The magazine about the book world burned through $700,000 in the first two years as it struggled to find readers and advertisers.
The April 2003: Vol. 3 No. 4 issue of Cites & Insights has hit the web newstands. Walt has a great section that focuses on some blog related issues this time. Here's the TOC:
* Perspective: A Zine is Not a Weblog
* The Library Stuff
* Bibs & Blather
* The Filtering/Censorware Follies: CIPA and the Supremes
* The Good Stuff
* Trends & Quick Takes
Jack Stephens passed along one of the Punniest stories I've read in a long time. The Macon Telegraph reports that guys who wouldn't know a Dewey decimal from a Mountain Dew are after the SI swimsuit models and their barely covered, um, reference sections.
"I would say that of the group of people who are normally not interested in it, the biggest group of people who look at it are the librarians themselves," she said. "Just out of curiosity, to see what's gonna be in it this year that we need to be aware of, and how bad is it this year, and how ridiculous these girls look ... how ludicrous."
News That The New England Journal of Medicine has retracted a study on Monday because one of the coauthors falsified signatures of the majority of the researchers named on the study as it was being reviewed.

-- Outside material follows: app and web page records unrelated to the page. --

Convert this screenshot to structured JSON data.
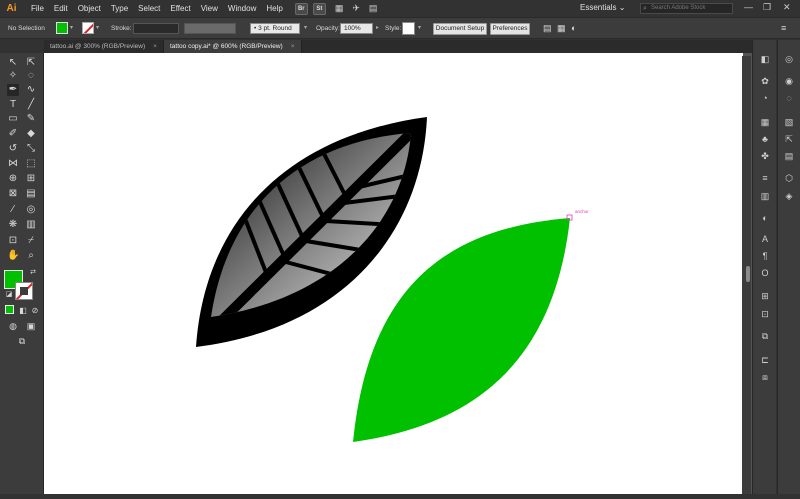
{
  "app": {
    "logo_text": "Ai",
    "accent_color": "#f49a23"
  },
  "menu": {
    "items": [
      "File",
      "Edit",
      "Object",
      "Type",
      "Select",
      "Effect",
      "View",
      "Window",
      "Help"
    ]
  },
  "app_switchers": [
    "Br",
    "St"
  ],
  "workspace": {
    "label": "Essentials"
  },
  "search": {
    "placeholder": "Search Adobe Stock"
  },
  "window_controls": {
    "minimize": "—",
    "maximize": "❐",
    "close": "✕"
  },
  "control_bar": {
    "selection_label": "No Selection",
    "stroke_label": "Stroke:",
    "brush_value": "3 pt. Round",
    "opacity_label": "Opacity:",
    "opacity_value": "100%",
    "style_label": "Style:",
    "document_setup": "Document Setup",
    "preferences": "Preferences"
  },
  "tabs": [
    {
      "label": "tattoo.ai @ 300% (RGB/Preview)",
      "active": false
    },
    {
      "label": "tattoo copy.ai* @ 600% (RGB/Preview)",
      "active": true
    }
  ],
  "canvas": {
    "anchor_label": "anchor",
    "fill_color": "#00c000"
  },
  "icons": {
    "left_tools": [
      "selection-tool-icon",
      "direct-selection-tool-icon",
      "magic-wand-icon",
      "lasso-icon",
      "pen-tool-icon",
      "curvature-tool-icon",
      "type-tool-icon",
      "line-tool-icon",
      "rectangle-tool-icon",
      "paintbrush-icon",
      "shaper-tool-icon",
      "eraser-icon",
      "rotate-tool-icon",
      "scale-tool-icon",
      "width-tool-icon",
      "free-transform-icon",
      "shape-builder-icon",
      "perspective-grid-icon",
      "mesh-tool-icon",
      "gradient-tool-icon",
      "eyedropper-icon",
      "blend-tool-icon",
      "symbol-sprayer-icon",
      "column-graph-icon",
      "artboard-tool-icon",
      "slice-tool-icon",
      "hand-tool-icon",
      "zoom-tool-icon"
    ],
    "right_panels": [
      "properties-icon",
      "libraries-icon",
      "color-icon",
      "color-guide-icon",
      "swatches-icon",
      "brushes-icon",
      "symbols-icon",
      "graphic-styles-icon",
      "appearance-icon",
      "layers-icon",
      "character-icon",
      "paragraph-icon",
      "opentype-icon",
      "align-icon",
      "transform-icon",
      "pathfinder-icon",
      "transparency-icon",
      "stroke-icon",
      "gradient-icon",
      "links-icon",
      "artboards-icon",
      "asset-export-icon"
    ]
  }
}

To prevent the problem from happening again, the journal plans "to inform all authors of record by e-mail when their manuscript is accepted."
jen Young passed along This NYTimes Piece on trying to keep up with your magazine subscriptions.
\"Every few months, I load a bag with magazines from three months ago or longer. No wistful glances at the cover, no flipping through the pages. I don\'t want to know that the Sept. 30 New Yorker has an article by Adam Gopnik titled, \"Bumping Into Mr. Ravioli: How We Got to Be so Busy.\" I am too busy to read about how I got this way.\"
Here\'s A Chicago Sun-Times Story on the relaunched Oxford American.
Billed as \'\'The Southern Magazine of Good Writing,\'\' the Oxford American almost folded last year. It was taken over by At Home Media Group Inc., publishers of an interior decorating magazine. The new owners moved the publication from Oxford, Miss., to its new home in Little Rock.
NPR Has a Story as well.
The World Health Organization Says Forty-three new countries were added to the list of eligible participants in the Health InterNetwork Access to Research Initiative (HINARI) this week, giving them online access to 2,200 high-quality medical journals at drastically reduced prices.
The 43 countries, which all have gross national products per capita of between $1,000-$3,000, join the 69 low-income countries (GNP/capita below $1,000) whose hospitals, medical schools and research institutions already access the package for free.
SomeOne sent over Libraries face possible loss of subscriptions, from the South Bend Tribune that sheds a bit more light on the subject, not much though.
They say divine\'s business may continue if it is purchased by another company.
There\'s a Yahoo Group out there somewhere, but I can\'t seem to find it.
[Updated]Thanks to Janet, Here\'s The Group